In the Renaissance, marriage as an institution was far different and much longer process than it is today.
Marriage for the lower and upper classes generally observed similar rites and rituals. It was a contract first and foremost to continue the lineage, and for the upper classes, this rarely involved love. Courting outside of one’s class was strictly forbidden and punishable by death in some circumstances. In Elizabethan times, marriage followed a strict set of protocols that signified maturity and ‘coming into one’s own’. Many business dealings between the marrying families were undertaken to ensure longevity of familial lines. The institution of marriage also ensured the loose morals and passtimes of youth (visiting brothels or implied/applied homosexuality) were replaced with a focus on family and the important task of producing an heir.
In Twelfth Night, we see Sebastian giving up his implied relationship with Antonio and other frivolities to honour Olivia’s status. The order is similarly restored when Viola reveals her femininity to focus on having a serious and transparent relationship with Orsino. The final scenes of the play restore order, thus marriage is presented as a stabilising and necessary undertaking if one is to remove chaos.

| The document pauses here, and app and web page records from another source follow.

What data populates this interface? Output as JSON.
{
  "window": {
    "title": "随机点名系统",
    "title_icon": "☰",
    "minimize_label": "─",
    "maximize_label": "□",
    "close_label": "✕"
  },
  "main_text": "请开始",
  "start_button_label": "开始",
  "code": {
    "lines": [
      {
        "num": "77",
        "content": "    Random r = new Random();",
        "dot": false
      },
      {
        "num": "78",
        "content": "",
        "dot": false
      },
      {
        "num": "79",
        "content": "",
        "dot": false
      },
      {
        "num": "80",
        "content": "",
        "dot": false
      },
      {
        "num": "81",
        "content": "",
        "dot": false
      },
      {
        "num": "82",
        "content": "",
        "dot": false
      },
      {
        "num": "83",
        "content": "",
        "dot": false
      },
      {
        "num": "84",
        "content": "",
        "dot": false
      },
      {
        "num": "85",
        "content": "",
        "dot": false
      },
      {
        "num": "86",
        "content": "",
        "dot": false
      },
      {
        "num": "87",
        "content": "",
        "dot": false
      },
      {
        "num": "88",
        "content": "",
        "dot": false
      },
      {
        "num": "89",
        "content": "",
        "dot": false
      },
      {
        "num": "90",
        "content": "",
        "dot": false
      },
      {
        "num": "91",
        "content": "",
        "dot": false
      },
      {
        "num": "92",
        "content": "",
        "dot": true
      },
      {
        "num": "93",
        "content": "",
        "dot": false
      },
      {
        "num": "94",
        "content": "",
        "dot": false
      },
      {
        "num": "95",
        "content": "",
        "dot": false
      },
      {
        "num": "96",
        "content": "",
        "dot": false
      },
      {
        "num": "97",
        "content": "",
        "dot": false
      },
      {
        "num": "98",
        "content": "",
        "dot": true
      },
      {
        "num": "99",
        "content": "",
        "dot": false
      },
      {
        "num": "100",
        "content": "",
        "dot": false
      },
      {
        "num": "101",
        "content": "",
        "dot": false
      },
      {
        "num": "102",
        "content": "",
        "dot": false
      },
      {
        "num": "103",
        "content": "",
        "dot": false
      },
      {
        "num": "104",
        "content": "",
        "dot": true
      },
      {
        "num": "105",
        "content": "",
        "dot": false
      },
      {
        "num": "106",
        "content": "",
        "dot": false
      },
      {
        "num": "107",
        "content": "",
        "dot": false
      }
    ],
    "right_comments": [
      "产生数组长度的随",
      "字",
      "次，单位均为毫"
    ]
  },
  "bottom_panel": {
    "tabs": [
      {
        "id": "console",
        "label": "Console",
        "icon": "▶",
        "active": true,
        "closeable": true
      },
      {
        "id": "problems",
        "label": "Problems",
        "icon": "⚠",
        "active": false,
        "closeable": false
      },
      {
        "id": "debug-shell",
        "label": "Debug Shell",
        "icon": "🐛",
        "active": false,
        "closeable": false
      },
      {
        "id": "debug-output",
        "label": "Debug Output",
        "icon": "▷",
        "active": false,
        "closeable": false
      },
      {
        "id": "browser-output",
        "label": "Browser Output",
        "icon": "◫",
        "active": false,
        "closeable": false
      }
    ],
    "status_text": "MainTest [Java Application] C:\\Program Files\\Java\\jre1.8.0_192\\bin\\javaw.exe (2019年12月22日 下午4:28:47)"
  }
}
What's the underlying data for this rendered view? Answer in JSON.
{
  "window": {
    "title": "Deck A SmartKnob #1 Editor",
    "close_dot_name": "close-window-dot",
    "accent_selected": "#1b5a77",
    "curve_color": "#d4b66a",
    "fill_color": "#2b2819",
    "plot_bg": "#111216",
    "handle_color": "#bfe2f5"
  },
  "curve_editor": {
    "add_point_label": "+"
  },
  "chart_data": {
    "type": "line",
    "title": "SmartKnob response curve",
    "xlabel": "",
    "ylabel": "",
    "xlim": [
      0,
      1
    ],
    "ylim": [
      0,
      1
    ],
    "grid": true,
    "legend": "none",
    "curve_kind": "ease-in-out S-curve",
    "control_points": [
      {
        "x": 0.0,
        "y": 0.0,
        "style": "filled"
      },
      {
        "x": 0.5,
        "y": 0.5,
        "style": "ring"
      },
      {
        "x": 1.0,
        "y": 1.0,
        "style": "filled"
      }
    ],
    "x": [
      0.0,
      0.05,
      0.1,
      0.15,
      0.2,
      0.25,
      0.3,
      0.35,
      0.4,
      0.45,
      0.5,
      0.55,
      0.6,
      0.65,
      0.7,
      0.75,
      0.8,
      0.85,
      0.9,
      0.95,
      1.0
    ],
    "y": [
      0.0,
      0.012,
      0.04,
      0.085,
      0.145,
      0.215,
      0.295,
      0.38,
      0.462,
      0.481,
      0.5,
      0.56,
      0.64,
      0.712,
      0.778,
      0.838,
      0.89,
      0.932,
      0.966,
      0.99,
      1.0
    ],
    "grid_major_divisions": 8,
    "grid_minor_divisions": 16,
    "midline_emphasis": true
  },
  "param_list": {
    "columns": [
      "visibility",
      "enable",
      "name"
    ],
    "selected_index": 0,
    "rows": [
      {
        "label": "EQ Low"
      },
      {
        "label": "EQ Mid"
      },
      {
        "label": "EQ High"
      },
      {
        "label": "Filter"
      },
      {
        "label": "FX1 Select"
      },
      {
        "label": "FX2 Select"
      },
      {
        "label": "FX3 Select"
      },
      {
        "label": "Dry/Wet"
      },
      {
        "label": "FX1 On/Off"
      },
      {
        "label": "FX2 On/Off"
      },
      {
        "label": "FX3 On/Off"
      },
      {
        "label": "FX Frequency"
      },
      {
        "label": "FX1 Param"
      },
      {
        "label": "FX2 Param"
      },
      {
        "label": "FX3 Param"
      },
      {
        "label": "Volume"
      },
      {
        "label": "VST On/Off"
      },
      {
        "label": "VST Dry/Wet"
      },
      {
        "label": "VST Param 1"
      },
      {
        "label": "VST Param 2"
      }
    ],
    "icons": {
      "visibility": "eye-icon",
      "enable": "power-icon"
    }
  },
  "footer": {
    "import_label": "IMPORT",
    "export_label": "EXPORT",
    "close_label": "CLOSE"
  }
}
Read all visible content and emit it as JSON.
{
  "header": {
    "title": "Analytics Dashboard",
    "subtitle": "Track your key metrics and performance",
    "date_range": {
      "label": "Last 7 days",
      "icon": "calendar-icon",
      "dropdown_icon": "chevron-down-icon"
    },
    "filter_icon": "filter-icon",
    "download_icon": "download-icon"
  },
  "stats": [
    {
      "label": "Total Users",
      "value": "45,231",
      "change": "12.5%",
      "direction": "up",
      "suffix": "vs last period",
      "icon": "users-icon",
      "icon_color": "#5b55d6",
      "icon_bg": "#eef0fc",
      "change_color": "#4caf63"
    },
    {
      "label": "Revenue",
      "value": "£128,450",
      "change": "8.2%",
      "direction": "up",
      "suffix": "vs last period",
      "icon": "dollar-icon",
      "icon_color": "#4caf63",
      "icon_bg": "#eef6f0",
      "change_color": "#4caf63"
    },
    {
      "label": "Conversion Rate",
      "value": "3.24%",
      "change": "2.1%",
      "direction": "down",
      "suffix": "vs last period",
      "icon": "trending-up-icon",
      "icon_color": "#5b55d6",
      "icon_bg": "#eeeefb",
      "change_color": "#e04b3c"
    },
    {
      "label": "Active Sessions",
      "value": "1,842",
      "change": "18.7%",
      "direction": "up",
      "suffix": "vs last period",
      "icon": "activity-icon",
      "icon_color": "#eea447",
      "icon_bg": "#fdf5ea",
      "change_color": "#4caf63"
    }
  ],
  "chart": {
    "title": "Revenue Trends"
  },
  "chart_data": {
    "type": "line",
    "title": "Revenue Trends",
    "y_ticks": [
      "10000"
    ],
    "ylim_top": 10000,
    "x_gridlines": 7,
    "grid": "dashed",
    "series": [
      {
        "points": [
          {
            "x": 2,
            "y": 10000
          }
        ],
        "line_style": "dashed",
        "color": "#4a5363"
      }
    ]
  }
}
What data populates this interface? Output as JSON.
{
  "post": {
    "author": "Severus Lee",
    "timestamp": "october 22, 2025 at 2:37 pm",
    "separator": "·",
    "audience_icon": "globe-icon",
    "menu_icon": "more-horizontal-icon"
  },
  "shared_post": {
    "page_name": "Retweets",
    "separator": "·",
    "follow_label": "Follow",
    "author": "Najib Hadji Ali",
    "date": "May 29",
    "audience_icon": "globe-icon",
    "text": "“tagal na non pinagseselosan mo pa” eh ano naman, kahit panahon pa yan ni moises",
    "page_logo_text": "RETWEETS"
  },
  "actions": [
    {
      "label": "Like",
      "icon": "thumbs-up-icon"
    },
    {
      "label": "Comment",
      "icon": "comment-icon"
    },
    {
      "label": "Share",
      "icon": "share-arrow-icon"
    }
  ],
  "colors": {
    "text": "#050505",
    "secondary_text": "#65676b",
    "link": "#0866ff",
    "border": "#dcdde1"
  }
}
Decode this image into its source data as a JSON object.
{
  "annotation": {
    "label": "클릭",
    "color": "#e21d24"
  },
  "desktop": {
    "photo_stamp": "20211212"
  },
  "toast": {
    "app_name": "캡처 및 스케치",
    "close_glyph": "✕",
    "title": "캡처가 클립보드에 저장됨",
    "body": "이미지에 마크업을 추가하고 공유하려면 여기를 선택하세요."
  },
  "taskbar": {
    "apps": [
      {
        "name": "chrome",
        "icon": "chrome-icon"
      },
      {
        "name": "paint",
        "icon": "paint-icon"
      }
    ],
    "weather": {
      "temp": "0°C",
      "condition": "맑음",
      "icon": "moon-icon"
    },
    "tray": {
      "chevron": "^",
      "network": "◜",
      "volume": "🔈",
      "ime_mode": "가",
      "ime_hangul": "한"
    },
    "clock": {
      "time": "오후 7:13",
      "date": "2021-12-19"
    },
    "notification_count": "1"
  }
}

By getting married and establishing a family, the young couples in the play satisfy their mutual yearning for one another by abiding by the social codes of marriage. We assume the marriages in Twelfth Night are abundantly blessed as the couples seem to also be marrying for love, and not just as a financial transaction in certifying and guaranteeing the transferral of property and material.
Courtship and hand-fasting
The first stage of marriage was a courtship, which also involved friends and family. After courtship came a promise to marry and a hand-fasting ceremony during which, the couple would join their hands to symbolise their union.
After exchanging these promises, the couple were able to call themselves husband and wife even though they were not married yet. They were then required to call the banns (a public announcement of the intended marriage) in church for three successive Sunday before they could continue to the final step. The banns were designed to allow time for anyone to reveal any reason why the couple should not or could not be married (hence, having a clean and decent-living history was a must - especially for women).
The final step was the wedding day, when family and friends would celebrate the union of the couple. There is a feast with wine and dancing. The marriage is complete when the couple consummated their union (and hopefully produced an heir shortly there after!).
Twelfth Night pokes fun at all the overly elongated marriage preparations of the time.